Last Updated on July 9, 2022, 10:02 am ET
We are excited to celebrate Fair Use Week with a new report from the UC Irvine Intellectual Property, Arts, and Technology (IPAT) Clinic: Fair Use Jurisprudence 2019–2021: A Comprehensive Review. The report presents the results of an exhaustive study of recent fair use opinions issued by US federal courts in copyright infringement cases.
Copyright covers a huge range of expressive activity and is automatic. Just about anyone who wants to do more than read, watch, or use a work relies on the doctrine of fair use in order to avoid liability for copyright infringement. The US Supreme Court has referred to fair use as a sort of safety valve that provides breathing space allowing copyright to coexist with freedom of expression.

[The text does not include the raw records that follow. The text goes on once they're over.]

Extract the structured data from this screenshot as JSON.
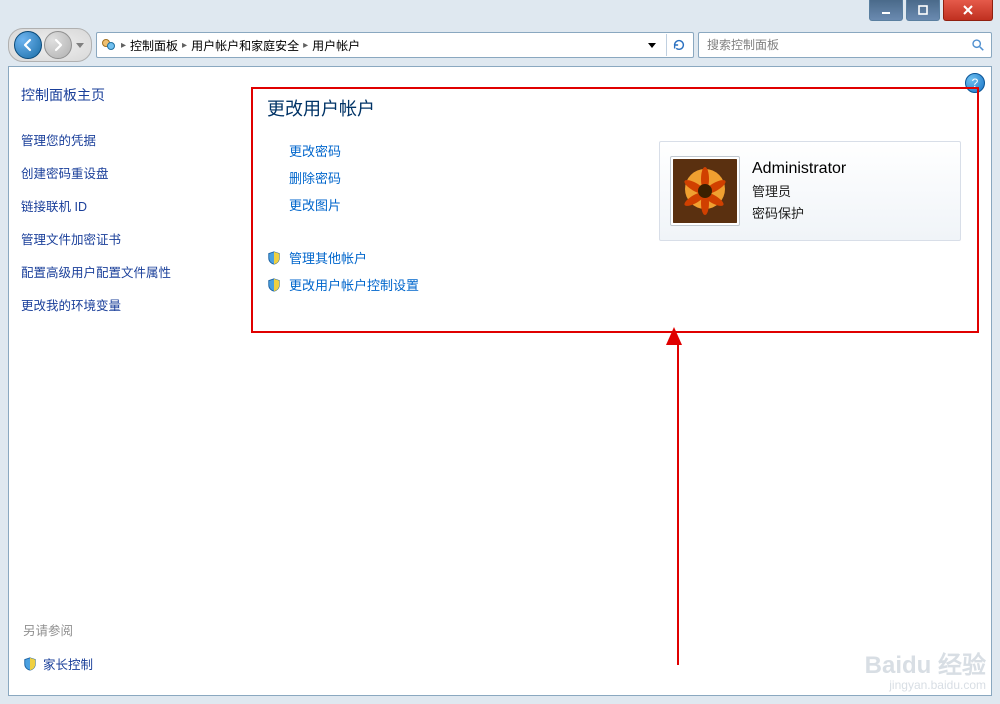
{
  "breadcrumb": {
    "items": [
      "控制面板",
      "用户帐户和家庭安全",
      "用户帐户"
    ]
  },
  "search": {
    "placeholder": "搜索控制面板"
  },
  "sidebar": {
    "home": "控制面板主页",
    "tasks": [
      "管理您的凭据",
      "创建密码重设盘",
      "链接联机 ID",
      "管理文件加密证书",
      "配置高级用户配置文件属性",
      "更改我的环境变量"
    ],
    "see_also_label": "另请参阅",
    "parental": "家长控制"
  },
  "main": {
    "heading": "更改用户帐户",
    "links": [
      "更改密码",
      "删除密码",
      "更改图片"
    ],
    "shield_links": [
      "管理其他帐户",
      "更改用户帐户控制设置"
    ]
  },
  "user": {
    "name": "Administrator",
    "role": "管理员",
    "protection": "密码保护"
  },
  "watermark": {
    "l1": "Baidu 经验",
    "l2": "jingyan.baidu.com"
  },
  "help": "?"
}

And it is an evolving doctrine; disputes concerning fair use are constantly working their way through the American legal system, but the vast majority of cases don’t make the news despite their importance to creative expression and innovation.
At the UC Irvine IPAT Clinic, we work with independent filmmakers to make sure that when they do need to make fair use, they can do so responsibly, appropriately, and safely. Over the past couple of years, our Filmmaker Counseling team began to hear of a rising number of fair use opinions coming out of the federal courts, and we decided to embark on an exhaustive study of recent fair use decisions in copyright infringement cases. In total, we identified and analyzed 72 opinions issued by federal courts and made available on Westlaw or Lexis between January 1, 2019, and February 25, 2021. In our report, we provide abstracts of 72 opinions along with some commentary on selected cases. We have also prepared a table of these cases.
We were surprised by the sheer volume of fair use opinions, but our analysis yielded a few interesting insights.
First, there are a lot of fair use cases involving photographs. Of the 72 opinions made available on Lexis or Westlaw, over half were about photographs—37 in total. Of these, 22 were from either repeat plaintiffs David Oppenheimer (2) and Larry Philpot (1) or from plaintiffs’ attorneys Richard Leibowitz (16) and Higbee and Associates (3) who file a high volume of cases. (The question of whether these repeat filers are a problem is for another report; we note, however, that three separate judges in this set of opinions made reference to misconduct by Richard Liebowitz. In any event, it is quite clear that the cases in this report represent a tiny fraction of the photography cases being filed annually in recent years.)
Second, there were very few cases dealing with technology. Aside from a case involving a long-running dispute between Oracle and Rimini, Rimini St. v. Oracle Int’l Corp., 473 F. Supp. 3d 1158 (D. Nev. 2020), and a case involving Zillow, there were almost no reported fair use cases dealing with technology issues—the last two years have not seen a Sega v. Genesis or an Authors Guild v. Google. Of course, we are awaiting the Supreme Court decision in Google v. Oracle, but the last 26 months have been surprisingly quiet.
We hope you find this report useful and interesting; it is freely available to use and share under a Creative Commons Attribution-ShareAlike 4.0 International License.
Director, UCI Intellectual Property, Arts, and Technology Clinic
UCI Law JD Candidate, 2021
UCI Law JD Candidate, 2021
Cross-posted at https://ipat.law.uci.edu/fairuse2021